Element data from apps and pages>
━━━━━━━━━━━━━━━━━━━━
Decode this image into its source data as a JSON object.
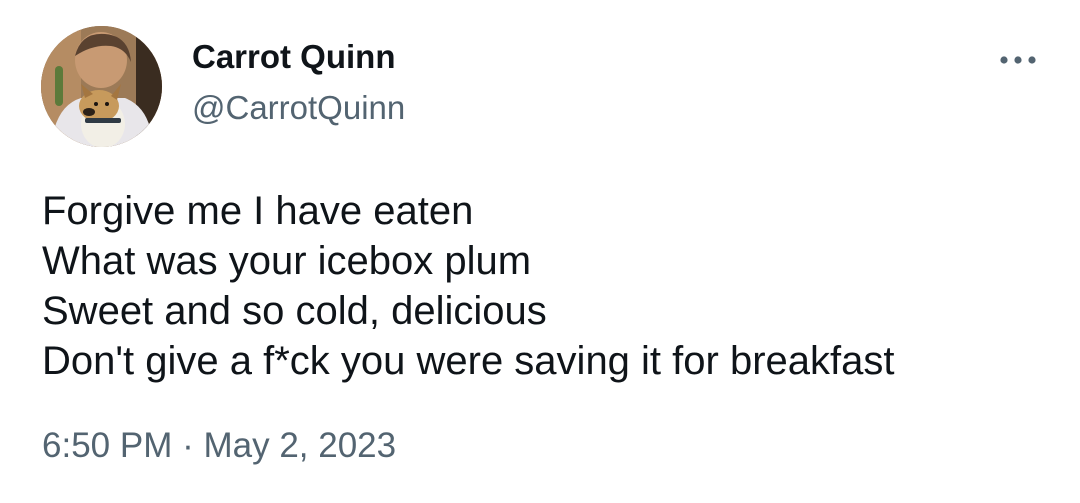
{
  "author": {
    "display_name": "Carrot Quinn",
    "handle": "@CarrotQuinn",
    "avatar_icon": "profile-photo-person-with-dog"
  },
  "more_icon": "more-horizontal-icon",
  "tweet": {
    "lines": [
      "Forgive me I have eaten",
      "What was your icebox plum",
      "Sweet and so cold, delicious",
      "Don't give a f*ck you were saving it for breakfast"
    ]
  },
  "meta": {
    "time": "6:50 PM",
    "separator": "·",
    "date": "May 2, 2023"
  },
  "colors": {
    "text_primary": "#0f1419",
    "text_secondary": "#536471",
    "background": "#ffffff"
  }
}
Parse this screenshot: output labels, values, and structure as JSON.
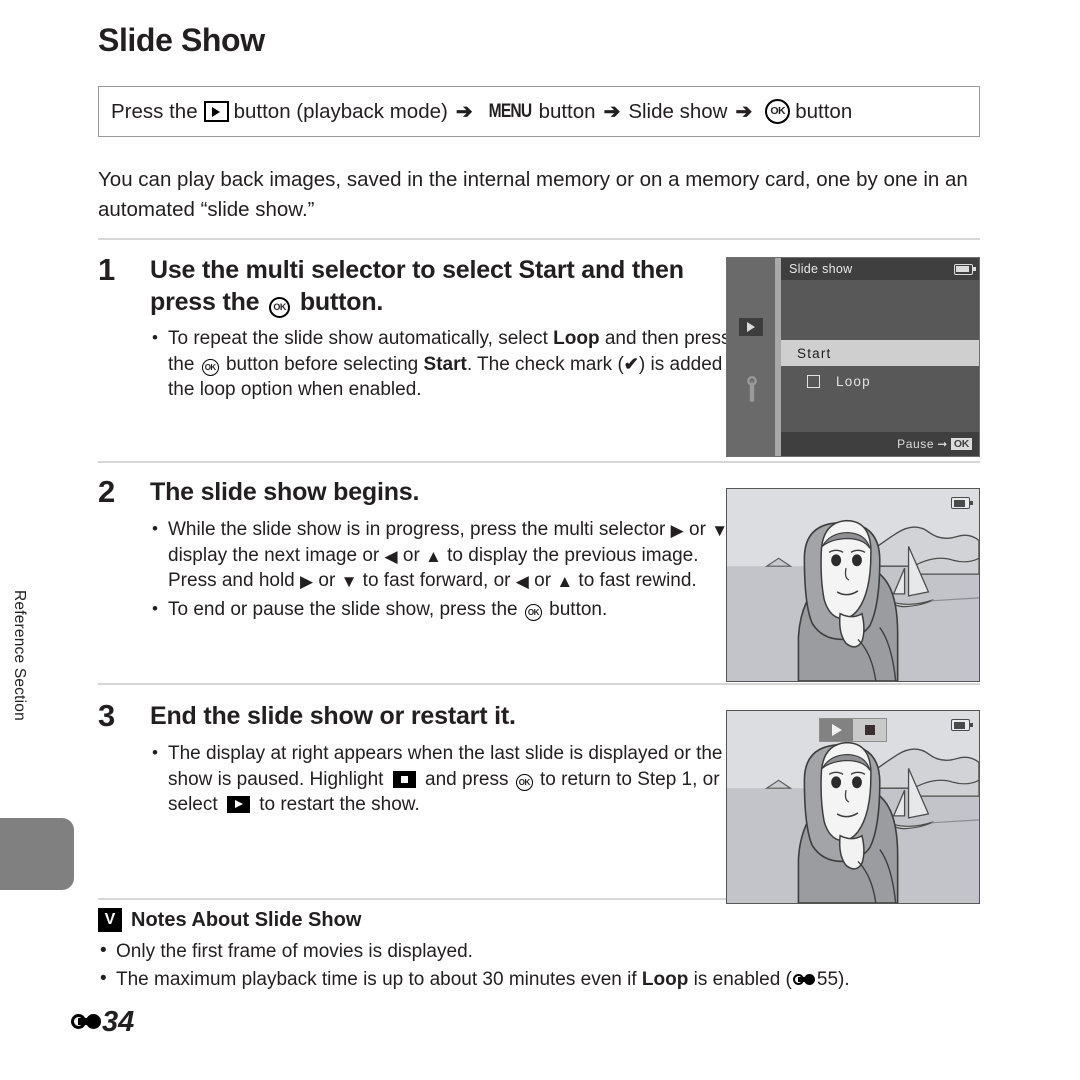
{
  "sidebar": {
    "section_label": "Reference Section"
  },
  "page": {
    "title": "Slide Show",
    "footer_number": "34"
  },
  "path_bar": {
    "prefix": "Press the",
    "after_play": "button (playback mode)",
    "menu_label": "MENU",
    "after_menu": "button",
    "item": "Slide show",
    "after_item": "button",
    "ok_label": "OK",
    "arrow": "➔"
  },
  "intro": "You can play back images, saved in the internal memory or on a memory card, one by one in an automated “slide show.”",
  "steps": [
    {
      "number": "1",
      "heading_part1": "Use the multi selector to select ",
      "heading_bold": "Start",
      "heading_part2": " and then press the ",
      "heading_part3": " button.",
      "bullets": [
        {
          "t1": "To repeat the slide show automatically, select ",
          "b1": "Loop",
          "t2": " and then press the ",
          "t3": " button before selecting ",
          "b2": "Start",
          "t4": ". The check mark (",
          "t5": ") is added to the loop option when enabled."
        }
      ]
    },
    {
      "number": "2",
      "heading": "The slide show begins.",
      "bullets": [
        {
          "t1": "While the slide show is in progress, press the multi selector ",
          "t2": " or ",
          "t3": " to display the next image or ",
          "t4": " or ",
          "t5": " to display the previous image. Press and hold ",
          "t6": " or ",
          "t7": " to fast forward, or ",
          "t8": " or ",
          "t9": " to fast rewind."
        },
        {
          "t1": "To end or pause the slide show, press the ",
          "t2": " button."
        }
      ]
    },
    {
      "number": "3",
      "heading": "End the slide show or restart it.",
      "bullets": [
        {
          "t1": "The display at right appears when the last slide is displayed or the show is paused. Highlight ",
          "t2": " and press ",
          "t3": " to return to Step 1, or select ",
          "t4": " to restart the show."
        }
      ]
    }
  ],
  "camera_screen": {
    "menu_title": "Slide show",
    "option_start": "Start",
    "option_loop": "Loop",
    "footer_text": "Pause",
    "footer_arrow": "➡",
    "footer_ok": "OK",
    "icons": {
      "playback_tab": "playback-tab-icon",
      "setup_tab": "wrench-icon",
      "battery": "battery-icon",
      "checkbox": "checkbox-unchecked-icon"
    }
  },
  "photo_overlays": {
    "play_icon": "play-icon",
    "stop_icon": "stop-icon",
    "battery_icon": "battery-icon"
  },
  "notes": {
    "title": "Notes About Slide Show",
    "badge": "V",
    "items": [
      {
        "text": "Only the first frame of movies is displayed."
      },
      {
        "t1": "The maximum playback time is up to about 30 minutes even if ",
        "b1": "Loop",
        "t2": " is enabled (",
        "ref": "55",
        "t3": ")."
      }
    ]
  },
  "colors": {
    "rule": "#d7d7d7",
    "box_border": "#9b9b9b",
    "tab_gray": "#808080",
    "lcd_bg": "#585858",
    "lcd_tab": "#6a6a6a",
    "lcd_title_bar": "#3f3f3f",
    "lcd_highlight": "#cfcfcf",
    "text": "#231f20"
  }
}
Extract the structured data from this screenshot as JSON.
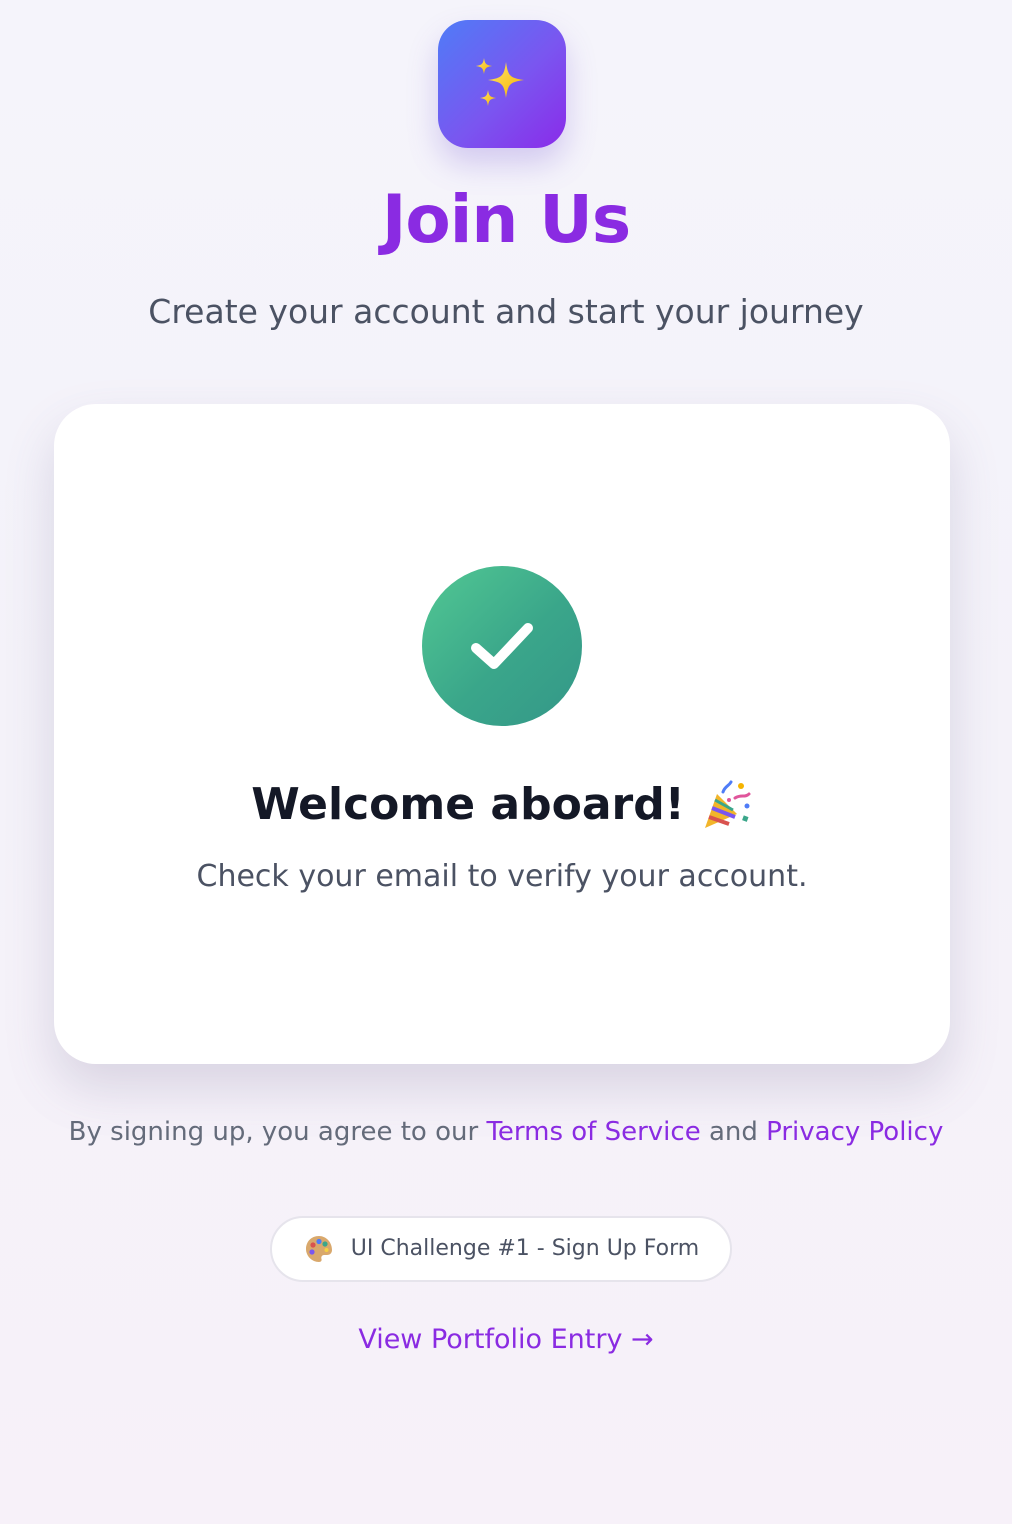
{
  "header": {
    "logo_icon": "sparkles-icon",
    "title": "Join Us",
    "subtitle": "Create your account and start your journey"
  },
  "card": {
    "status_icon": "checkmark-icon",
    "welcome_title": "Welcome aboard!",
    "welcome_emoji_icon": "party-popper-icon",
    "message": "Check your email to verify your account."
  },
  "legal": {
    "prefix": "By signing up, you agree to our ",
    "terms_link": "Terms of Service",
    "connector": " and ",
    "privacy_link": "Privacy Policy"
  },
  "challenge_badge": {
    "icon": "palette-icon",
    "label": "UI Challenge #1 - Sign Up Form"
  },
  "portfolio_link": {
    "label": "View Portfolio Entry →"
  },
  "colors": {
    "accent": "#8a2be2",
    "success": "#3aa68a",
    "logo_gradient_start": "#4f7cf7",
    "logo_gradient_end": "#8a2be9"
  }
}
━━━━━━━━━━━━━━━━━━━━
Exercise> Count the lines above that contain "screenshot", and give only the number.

Exercise response> 2